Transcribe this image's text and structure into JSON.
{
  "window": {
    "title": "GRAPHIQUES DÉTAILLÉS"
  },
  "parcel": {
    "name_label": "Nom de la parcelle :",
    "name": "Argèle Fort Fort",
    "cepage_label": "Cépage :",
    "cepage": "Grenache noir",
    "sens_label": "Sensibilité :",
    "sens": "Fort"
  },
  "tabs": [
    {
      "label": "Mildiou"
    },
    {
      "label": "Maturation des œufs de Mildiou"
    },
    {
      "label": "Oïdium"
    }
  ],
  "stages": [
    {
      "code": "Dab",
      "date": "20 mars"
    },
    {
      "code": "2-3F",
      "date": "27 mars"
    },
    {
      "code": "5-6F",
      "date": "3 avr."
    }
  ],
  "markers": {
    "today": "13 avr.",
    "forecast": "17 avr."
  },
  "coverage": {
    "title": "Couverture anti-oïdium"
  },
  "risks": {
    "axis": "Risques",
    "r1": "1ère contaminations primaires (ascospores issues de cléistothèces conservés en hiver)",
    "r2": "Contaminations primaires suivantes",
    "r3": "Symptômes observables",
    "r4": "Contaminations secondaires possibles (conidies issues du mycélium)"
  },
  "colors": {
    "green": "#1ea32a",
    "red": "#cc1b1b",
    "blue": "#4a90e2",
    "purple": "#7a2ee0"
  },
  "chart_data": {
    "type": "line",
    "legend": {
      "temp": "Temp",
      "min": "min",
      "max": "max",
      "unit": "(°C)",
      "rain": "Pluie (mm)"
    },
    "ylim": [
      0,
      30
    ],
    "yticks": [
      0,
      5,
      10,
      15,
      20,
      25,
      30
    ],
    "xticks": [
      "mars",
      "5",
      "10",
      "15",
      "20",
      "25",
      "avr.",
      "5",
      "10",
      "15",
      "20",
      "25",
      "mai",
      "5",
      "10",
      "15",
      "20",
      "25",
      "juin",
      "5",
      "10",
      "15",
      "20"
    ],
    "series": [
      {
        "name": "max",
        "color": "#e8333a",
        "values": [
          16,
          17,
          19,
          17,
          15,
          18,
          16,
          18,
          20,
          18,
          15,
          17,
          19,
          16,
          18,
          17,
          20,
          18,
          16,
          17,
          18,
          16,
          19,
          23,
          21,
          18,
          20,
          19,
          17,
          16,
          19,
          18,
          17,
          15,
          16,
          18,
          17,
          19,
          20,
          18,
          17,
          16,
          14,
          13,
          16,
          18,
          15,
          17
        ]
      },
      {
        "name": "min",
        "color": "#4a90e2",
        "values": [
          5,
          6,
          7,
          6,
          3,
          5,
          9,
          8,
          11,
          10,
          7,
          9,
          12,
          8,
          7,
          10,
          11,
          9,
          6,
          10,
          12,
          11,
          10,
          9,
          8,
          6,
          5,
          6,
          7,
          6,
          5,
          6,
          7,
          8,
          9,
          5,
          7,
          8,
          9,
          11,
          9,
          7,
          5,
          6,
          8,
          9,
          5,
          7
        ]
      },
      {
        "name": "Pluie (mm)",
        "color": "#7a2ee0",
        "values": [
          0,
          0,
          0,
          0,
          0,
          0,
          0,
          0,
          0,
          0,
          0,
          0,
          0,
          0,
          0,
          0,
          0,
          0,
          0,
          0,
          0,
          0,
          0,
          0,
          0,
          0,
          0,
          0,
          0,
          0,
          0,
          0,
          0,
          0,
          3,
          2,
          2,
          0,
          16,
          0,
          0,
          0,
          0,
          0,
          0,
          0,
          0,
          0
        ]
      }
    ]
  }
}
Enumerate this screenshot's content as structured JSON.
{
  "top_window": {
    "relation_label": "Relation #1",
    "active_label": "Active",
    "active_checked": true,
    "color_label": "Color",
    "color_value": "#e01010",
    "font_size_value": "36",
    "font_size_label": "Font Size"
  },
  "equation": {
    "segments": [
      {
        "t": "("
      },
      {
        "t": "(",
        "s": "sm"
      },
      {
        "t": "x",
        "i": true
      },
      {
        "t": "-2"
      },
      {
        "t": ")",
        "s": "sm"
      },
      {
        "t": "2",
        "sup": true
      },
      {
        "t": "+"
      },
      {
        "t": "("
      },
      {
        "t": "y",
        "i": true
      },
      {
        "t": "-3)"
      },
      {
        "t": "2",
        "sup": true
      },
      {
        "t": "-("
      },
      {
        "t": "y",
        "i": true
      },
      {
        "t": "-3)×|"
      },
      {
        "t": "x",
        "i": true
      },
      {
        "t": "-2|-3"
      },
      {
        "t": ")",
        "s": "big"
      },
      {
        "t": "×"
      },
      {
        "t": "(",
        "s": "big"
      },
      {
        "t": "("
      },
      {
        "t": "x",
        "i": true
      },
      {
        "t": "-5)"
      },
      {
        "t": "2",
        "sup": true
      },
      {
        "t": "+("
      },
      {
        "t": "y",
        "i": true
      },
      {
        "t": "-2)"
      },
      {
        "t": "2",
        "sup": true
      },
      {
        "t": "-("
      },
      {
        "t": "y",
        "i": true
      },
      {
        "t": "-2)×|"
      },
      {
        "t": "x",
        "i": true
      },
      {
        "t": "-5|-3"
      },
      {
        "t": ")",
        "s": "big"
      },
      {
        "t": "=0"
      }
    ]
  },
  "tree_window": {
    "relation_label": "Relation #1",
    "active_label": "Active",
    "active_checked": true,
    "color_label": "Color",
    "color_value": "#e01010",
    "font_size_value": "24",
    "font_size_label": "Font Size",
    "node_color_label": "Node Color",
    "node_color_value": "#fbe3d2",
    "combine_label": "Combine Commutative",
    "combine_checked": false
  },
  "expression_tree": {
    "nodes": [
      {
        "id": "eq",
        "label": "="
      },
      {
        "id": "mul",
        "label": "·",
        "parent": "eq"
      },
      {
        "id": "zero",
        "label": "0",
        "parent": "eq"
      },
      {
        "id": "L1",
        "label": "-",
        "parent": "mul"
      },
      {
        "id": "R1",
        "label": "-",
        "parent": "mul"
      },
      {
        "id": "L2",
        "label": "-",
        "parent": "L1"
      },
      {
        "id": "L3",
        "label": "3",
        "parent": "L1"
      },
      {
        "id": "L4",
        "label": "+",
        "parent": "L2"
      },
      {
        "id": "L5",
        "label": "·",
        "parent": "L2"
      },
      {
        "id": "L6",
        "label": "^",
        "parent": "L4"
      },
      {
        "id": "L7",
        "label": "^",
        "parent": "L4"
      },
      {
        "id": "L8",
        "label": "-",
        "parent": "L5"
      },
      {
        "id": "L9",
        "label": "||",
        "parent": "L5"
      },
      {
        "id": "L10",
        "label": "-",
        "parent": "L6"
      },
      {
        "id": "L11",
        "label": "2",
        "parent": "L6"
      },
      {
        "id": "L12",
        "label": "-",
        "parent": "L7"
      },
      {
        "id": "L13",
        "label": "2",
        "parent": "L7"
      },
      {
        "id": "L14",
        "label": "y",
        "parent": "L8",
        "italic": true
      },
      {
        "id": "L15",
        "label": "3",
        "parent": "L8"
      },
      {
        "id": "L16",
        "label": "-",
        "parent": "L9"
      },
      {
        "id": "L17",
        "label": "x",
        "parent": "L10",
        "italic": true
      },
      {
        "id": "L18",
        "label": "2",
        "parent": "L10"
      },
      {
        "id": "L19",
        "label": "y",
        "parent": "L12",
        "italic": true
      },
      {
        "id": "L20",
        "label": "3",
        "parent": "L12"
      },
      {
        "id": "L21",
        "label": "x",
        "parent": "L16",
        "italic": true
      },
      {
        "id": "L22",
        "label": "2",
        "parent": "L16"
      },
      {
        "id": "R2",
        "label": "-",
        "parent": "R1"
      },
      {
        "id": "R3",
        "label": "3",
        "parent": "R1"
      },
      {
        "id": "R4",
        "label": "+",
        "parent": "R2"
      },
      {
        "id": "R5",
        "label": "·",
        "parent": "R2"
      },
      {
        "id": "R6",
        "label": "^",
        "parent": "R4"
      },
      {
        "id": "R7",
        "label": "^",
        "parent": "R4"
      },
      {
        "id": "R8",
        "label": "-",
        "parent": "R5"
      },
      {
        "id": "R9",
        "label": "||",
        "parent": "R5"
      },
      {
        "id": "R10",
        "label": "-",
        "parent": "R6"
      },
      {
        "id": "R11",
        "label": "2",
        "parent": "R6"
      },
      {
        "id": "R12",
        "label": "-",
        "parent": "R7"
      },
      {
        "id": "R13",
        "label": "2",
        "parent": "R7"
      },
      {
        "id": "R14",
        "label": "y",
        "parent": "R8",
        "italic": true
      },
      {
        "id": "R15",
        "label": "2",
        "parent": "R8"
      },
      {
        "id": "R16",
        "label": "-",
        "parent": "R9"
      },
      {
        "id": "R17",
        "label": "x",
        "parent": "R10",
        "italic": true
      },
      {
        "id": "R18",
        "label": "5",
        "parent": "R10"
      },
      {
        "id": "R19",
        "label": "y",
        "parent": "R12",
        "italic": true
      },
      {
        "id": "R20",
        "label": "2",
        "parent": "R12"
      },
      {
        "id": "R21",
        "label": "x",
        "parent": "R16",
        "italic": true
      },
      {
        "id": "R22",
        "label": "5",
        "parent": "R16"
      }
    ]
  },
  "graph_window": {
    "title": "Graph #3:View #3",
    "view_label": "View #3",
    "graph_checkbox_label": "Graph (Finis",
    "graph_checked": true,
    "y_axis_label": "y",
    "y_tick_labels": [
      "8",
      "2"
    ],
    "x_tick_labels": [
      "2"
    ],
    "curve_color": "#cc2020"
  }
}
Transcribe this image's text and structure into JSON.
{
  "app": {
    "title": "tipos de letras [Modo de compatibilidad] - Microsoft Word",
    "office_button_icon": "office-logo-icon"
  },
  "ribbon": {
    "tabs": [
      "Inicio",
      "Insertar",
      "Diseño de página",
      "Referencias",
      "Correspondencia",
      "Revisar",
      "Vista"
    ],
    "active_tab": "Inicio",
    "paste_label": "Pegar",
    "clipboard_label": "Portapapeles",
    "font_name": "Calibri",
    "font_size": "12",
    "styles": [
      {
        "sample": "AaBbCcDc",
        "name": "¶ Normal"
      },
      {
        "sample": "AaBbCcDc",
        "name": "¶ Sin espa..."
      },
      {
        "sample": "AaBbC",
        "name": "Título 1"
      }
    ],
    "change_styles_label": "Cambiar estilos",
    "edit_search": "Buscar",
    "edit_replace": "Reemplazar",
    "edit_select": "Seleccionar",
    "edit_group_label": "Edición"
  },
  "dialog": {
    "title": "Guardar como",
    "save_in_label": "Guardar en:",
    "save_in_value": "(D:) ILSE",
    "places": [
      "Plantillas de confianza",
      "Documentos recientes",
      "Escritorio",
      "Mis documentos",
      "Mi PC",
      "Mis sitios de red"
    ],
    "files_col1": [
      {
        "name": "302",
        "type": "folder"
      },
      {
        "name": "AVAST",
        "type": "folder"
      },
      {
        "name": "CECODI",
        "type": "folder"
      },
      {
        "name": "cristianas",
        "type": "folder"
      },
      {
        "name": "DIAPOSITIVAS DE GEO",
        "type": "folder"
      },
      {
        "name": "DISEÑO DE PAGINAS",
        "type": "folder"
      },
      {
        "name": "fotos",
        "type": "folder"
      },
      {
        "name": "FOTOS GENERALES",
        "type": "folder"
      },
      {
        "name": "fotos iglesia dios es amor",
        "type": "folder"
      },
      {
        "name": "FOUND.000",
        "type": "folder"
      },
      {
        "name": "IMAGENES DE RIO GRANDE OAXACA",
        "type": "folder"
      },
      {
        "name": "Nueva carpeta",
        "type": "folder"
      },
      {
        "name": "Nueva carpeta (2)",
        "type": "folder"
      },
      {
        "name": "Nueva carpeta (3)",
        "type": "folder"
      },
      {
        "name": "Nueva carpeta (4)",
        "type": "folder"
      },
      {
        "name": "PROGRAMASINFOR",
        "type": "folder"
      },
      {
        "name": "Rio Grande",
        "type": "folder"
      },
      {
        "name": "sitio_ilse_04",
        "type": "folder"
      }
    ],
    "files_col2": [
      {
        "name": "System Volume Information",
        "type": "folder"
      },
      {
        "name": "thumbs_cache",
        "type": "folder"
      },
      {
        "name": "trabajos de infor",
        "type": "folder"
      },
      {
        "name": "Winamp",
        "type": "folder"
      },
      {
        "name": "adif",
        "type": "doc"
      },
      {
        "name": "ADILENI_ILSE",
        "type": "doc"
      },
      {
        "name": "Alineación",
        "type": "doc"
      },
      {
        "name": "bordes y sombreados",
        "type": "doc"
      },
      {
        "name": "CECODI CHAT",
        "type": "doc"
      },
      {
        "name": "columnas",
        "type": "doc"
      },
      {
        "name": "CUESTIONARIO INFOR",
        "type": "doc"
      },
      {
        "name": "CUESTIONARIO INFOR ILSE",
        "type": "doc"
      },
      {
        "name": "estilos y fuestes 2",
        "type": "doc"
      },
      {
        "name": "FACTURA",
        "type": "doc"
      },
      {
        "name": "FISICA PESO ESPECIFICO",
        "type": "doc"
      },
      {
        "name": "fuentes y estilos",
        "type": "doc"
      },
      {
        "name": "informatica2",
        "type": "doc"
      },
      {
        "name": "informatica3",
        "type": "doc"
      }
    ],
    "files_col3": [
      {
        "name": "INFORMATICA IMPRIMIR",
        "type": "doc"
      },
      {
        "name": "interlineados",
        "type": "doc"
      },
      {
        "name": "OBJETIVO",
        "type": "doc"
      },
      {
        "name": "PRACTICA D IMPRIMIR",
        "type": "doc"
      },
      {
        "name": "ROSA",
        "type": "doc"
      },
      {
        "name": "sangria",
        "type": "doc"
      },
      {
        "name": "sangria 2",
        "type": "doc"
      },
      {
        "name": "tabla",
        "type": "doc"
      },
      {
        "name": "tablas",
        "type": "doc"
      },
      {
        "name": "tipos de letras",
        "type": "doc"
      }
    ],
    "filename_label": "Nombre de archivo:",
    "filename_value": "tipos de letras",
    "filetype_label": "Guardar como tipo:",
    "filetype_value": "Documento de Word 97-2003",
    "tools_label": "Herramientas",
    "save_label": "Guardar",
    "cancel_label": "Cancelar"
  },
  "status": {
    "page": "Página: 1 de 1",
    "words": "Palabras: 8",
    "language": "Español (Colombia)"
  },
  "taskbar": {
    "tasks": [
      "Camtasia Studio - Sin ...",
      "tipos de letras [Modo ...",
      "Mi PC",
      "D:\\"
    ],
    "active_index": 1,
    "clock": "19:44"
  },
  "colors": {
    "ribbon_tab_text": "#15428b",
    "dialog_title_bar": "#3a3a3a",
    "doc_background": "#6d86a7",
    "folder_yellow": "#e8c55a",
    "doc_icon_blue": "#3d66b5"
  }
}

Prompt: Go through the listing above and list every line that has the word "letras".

Result for this exercise:
    "title": "tipos de letras [Modo de compatibilidad] - Microsoft Word",
        "name": "tipos de letras",
    "filename_value": "tipos de letras",
      "tipos de letras [Modo ...",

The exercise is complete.